_What is being asked_
What is needed is an exact copy of every line in the listing.

_Available records_
####
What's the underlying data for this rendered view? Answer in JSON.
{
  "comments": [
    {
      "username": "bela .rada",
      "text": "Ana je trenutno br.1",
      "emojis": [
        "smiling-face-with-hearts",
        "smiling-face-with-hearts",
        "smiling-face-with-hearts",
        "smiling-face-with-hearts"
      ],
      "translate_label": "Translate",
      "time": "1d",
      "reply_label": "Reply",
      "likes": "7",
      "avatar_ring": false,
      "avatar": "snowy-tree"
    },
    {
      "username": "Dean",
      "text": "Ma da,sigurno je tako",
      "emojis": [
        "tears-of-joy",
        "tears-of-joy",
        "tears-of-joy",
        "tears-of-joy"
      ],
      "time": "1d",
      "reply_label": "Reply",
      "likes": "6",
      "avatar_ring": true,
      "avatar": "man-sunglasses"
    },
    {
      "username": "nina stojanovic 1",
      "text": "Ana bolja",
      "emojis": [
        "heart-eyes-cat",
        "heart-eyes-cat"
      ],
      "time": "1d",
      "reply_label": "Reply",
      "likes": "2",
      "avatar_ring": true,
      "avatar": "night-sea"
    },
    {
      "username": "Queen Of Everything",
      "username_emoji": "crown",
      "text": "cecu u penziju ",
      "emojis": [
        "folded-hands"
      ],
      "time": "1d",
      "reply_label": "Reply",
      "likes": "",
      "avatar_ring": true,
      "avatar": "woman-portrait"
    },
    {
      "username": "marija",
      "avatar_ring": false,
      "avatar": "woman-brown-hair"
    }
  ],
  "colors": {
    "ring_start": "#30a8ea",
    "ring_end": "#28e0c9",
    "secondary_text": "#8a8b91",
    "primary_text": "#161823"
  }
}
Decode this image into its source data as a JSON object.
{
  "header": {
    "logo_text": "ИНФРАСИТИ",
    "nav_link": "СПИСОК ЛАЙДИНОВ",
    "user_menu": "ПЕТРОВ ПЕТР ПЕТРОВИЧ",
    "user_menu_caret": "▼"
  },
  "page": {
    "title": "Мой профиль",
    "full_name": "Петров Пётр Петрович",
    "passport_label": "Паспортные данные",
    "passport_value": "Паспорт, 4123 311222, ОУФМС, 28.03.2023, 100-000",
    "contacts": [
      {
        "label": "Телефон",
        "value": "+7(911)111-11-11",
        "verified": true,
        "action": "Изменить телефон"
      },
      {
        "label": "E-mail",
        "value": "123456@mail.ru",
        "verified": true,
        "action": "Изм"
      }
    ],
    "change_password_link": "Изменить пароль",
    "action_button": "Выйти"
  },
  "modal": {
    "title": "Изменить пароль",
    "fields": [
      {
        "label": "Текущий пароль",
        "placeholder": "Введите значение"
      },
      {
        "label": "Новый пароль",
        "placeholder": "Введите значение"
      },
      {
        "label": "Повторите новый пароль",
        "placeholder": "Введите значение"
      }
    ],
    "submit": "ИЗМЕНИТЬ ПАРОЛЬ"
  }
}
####
_Finished task_
What's the underlying data for this rendered view? Answer in JSON.
{
  "comments": [
    {
      "username": "bela .rada",
      "text": "Ana je trenutno br.1",
      "emojis": [
        "smiling-face-with-hearts",
        "smiling-face-with-hearts",
        "smiling-face-with-hearts",
        "smiling-face-with-hearts"
      ],
      "translate_label": "Translate",
      "time": "1d",
      "reply_label": "Reply",
      "likes": "7",
      "avatar_ring": false,
      "avatar": "snowy-tree"
    },
    {
      "username": "Dean",
      "text": "Ma da,sigurno je tako",
      "emojis": [
        "tears-of-joy",
        "tears-of-joy",
        "tears-of-joy",
        "tears-of-joy"
      ],
      "time": "1d",
      "reply_label": "Reply",
      "likes": "6",
      "avatar_ring": true,
      "avatar": "man-sunglasses"
    },
    {
      "username": "nina stojanovic 1",
      "text": "Ana bolja",
      "emojis": [
        "heart-eyes-cat",
        "heart-eyes-cat"
      ],
      "time": "1d",
      "reply_label": "Reply",
      "likes": "2",
      "avatar_ring": true,
      "avatar": "night-sea"
    },
    {
      "username": "Queen Of Everything",
      "username_emoji": "crown",
      "text": "cecu u penziju ",
      "emojis": [
        "folded-hands"
      ],
      "time": "1d",
      "reply_label": "Reply",
      "likes": "",
      "avatar_ring": true,
      "avatar": "woman-portrait"
    },
    {
      "username": "marija",
      "avatar_ring": false,
      "avatar": "woman-brown-hair"
    }
  ],
  "colors": {
    "ring_start": "#30a8ea",
    "ring_end": "#28e0c9",
    "secondary_text": "#8a8b91",
    "primary_text": "#161823"
  }
}
Decode this image into its source data as a JSON object.
{
  "header": {
    "logo_text": "ИНФРАСИТИ",
    "nav_link": "СПИСОК ЛАЙДИНОВ",
    "user_menu": "ПЕТРОВ ПЕТР ПЕТРОВИЧ",
    "user_menu_caret": "▼"
  },
  "page": {
    "title": "Мой профиль",
    "full_name": "Петров Пётр Петрович",
    "passport_label": "Паспортные данные",
    "passport_value": "Паспорт, 4123 311222, ОУФМС, 28.03.2023, 100-000",
    "contacts": [
      {
        "label": "Телефон",
        "value": "+7(911)111-11-11",
        "verified": true,
        "action": "Изменить телефон"
      },
      {
        "label": "E-mail",
        "value": "123456@mail.ru",
        "verified": true,
        "action": "Изм"
      }
    ],
    "change_password_link": "Изменить пароль",
    "action_button": "Выйти"
  },
  "modal": {
    "title": "Изменить пароль",
    "fields": [
      {
        "label": "Текущий пароль",
        "placeholder": "Введите значение"
      },
      {
        "label": "Новый пароль",
        "placeholder": "Введите значение"
      },
      {
        "label": "Повторите новый пароль",
        "placeholder": "Введите значение"
      }
    ],
    "submit": "ИЗМЕНИТЬ ПАРОЛЬ"
  }
}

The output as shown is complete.